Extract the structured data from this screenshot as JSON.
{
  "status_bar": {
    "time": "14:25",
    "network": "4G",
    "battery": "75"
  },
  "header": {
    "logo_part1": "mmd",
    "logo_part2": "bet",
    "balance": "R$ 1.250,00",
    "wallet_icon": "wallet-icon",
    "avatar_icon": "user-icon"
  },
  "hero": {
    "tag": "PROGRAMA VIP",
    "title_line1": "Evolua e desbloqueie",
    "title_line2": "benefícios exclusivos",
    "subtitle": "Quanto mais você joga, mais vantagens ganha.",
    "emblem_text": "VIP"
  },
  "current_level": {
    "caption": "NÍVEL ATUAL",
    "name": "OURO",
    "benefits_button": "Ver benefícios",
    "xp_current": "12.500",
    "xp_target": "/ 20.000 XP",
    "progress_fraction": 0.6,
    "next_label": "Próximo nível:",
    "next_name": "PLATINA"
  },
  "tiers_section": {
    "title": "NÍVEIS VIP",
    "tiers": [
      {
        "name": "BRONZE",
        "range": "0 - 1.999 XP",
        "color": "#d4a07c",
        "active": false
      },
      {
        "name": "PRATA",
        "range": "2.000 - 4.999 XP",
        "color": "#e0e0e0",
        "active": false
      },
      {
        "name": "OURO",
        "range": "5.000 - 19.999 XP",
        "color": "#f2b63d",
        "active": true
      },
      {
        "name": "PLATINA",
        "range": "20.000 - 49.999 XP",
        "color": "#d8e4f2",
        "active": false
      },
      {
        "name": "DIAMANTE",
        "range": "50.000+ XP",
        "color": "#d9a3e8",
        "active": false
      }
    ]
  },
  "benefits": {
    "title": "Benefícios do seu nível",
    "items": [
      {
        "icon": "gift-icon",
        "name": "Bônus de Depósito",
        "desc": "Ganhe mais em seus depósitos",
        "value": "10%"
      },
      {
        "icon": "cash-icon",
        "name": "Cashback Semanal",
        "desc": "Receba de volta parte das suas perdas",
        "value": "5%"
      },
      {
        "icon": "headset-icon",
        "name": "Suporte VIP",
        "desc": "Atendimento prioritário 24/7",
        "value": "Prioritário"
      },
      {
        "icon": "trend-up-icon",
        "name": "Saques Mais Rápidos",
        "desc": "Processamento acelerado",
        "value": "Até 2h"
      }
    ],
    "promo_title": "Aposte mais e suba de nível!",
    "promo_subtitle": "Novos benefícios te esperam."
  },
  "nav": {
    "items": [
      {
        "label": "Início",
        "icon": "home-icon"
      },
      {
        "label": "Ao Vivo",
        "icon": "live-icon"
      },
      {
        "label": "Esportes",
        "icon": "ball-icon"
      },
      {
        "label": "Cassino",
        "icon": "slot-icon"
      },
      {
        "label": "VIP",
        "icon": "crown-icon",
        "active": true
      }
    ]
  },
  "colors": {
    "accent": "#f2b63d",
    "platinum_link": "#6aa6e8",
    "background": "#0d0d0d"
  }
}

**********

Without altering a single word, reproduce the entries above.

Extract the structured data from this screenshot as JSON.
{
  "status_bar": {
    "time": "14:25",
    "network": "4G",
    "battery": "75"
  },
  "header": {
    "logo_part1": "mmd",
    "logo_part2": "bet",
    "balance": "R$ 1.250,00",
    "wallet_icon": "wallet-icon",
    "avatar_icon": "user-icon"
  },
  "hero": {
    "tag": "PROGRAMA VIP",
    "title_line1": "Evolua e desbloqueie",
    "title_line2": "benefícios exclusivos",
    "subtitle": "Quanto mais você joga, mais vantagens ganha.",
    "emblem_text": "VIP"
  },
  "current_level": {
    "caption": "NÍVEL ATUAL",
    "name": "OURO",
    "benefits_button": "Ver benefícios",
    "xp_current": "12.500",
    "xp_target": "/ 20.000 XP",
    "progress_fraction": 0.6,
    "next_label": "Próximo nível:",
    "next_name": "PLATINA"
  },
  "tiers_section": {
    "title": "NÍVEIS VIP",
    "tiers": [
      {
        "name": "BRONZE",
        "range": "0 - 1.999 XP",
        "color": "#d4a07c",
        "active": false
      },
      {
        "name": "PRATA",
        "range": "2.000 - 4.999 XP",
        "color": "#e0e0e0",
        "active": false
      },
      {
        "name": "OURO",
        "range": "5.000 - 19.999 XP",
        "color": "#f2b63d",
        "active": true
      },
      {
        "name": "PLATINA",
        "range": "20.000 - 49.999 XP",
        "color": "#d8e4f2",
        "active": false
      },
      {
        "name": "DIAMANTE",
        "range": "50.000+ XP",
        "color": "#d9a3e8",
        "active": false
      }
    ]
  },
  "benefits": {
    "title": "Benefícios do seu nível",
    "items": [
      {
        "icon": "gift-icon",
        "name": "Bônus de Depósito",
        "desc": "Ganhe mais em seus depósitos",
        "value": "10%"
      },
      {
        "icon": "cash-icon",
        "name": "Cashback Semanal",
        "desc": "Receba de volta parte das suas perdas",
        "value": "5%"
      },
      {
        "icon": "headset-icon",
        "name": "Suporte VIP",
        "desc": "Atendimento prioritário 24/7",
        "value": "Prioritário"
      },
      {
        "icon": "trend-up-icon",
        "name": "Saques Mais Rápidos",
        "desc": "Processamento acelerado",
        "value": "Até 2h"
      }
    ],
    "promo_title": "Aposte mais e suba de nível!",
    "promo_subtitle": "Novos benefícios te esperam."
  },
  "nav": {
    "items": [
      {
        "label": "Início",
        "icon": "home-icon"
      },
      {
        "label": "Ao Vivo",
        "icon": "live-icon"
      },
      {
        "label": "Esportes",
        "icon": "ball-icon"
      },
      {
        "label": "Cassino",
        "icon": "slot-icon"
      },
      {
        "label": "VIP",
        "icon": "crown-icon",
        "active": true
      }
    ]
  },
  "colors": {
    "accent": "#f2b63d",
    "platinum_link": "#6aa6e8",
    "background": "#0d0d0d"
  }
}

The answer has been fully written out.